A Secret and Delightful Dry Garden in Kyoto
Shoden-ji is a small temple of the Zen Buddhism Rinzai branch, perched on a hill in a residential neighborhood in the north of Kyoto. Away from the center of the city and its tourists flows, this haven of serenity shelters a fascinating karesansui dry garden, completed by the view on Mount Hiei in the background.
Kyoto may be suffering from over-tourism, but the city’s regulars (us included) know that travelers usually focus on a small set of specific visits and rarely stray away from these places. It has become rather unpleasant to walk in Gion, Arashiyama Bamboo Grove or Kiyomizu-dera on the day time for a large part of the year due to the crowds, but the city is rich of thousands of temples and gardens among which gems are hidden from conventional sightseeing tours.
A promising ascension to the entrance of the temple
Shoden-ji temple is of a difficult access, which makes it all the more rewarding for hidden marvels amateurs. From Kyoto station, the bus ride lasts 45 minutes, then one must walk a good 15 minutes on a steep road in a residential neighborhood of the north of the city. Discovering this gem indeed requires high spirits.
The temple’s grounds, whose access is free, offer a free walk in a bamboo grove that is slowly recovering from the damages caused by typhoon 🌀 Hagibis, and hides the nearby wide Funayama Golf Course. On the opposite side, a beautiful graveyard spreads endlessly as well as a panorama on Kyoto, with a view on Mount Daimonji. Some wonderful views to be expected from the quiet heights of the former capital.
A concentrate of Zen Buddhism
Shoden-ji temple, run by an old Japanese family, is of a very small scale: it consists of only one pavilion, with a tatami floor and inside which taking pictures is forbidden (Kanpai however received permission). It shelters a large drawing of Buddha in Nirvana whose lines are in fact sutras, so thinly written that a magnifying glass is necessary to read them.
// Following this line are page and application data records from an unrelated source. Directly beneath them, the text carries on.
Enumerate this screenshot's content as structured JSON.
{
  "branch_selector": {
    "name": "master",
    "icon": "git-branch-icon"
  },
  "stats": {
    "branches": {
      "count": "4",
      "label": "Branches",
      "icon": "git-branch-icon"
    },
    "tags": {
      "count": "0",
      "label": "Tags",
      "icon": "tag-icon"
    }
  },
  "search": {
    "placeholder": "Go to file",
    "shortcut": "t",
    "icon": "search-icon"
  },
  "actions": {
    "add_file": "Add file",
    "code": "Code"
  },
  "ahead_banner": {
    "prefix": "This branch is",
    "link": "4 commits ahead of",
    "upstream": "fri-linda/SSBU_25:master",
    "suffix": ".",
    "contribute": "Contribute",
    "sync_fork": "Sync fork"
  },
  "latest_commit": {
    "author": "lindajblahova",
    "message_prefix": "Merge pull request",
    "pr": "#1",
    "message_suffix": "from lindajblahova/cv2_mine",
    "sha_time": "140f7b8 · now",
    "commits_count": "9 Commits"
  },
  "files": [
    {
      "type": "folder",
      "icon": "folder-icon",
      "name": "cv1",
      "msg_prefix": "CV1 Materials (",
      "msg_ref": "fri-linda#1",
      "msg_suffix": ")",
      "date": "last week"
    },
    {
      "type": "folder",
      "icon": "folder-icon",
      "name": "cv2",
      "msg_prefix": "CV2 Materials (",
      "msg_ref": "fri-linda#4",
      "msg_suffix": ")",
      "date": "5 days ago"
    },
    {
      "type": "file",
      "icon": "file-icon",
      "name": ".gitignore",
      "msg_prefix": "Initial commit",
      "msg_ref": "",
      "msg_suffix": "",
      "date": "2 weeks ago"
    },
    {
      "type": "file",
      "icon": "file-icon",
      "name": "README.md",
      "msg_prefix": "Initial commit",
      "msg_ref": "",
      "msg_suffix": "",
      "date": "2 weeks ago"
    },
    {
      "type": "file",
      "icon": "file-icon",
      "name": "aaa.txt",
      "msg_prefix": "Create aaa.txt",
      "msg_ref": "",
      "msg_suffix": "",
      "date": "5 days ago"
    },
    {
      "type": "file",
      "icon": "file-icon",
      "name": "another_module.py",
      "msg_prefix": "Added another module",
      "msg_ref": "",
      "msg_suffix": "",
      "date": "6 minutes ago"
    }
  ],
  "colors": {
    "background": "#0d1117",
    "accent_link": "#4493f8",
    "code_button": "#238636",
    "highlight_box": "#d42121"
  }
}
When looking up, one discover one of the famous blood ceilings salvaged from Fushimi Castle 🏯.
But the highlight of the visit is undoubtedly the exceptional karesansui dry garden named Shishinokowatashi-no-niwa that translates into "Lion Family Crossing the River Garden." It was created by famous landscape gardener Mirei Shigemori (1896 – 1975) and easily outshines Ryoan-ji garden. On less than a dozen square meters area, it unveils a moment of evanescent serenity, to discover while respecting the solemn character of the place. In an Olympian calm, preferably in a season where vegetation completes this scenery so exquisite that it seems surreal, the contemplation of this landscape certainly prompts to meditation.
The usual rocks were replaced by rhododendron bushes that bloom in May and give the picture an ephemeral light pink hue. The garden is also a shakkei as its includes the surrounding landscapes to its scenery, and especially the sacred Mount Hiei in the left hand background.
Meanwhile, two kilometers away as the crow flies, the tourists continuously flow from sightseeing buses in Kinkaku-ji and create noisy pedestrian jams that waste the discovery of the Golden Pavilion… Enjoying Kyoto is definitely a matter of making the good visit choices.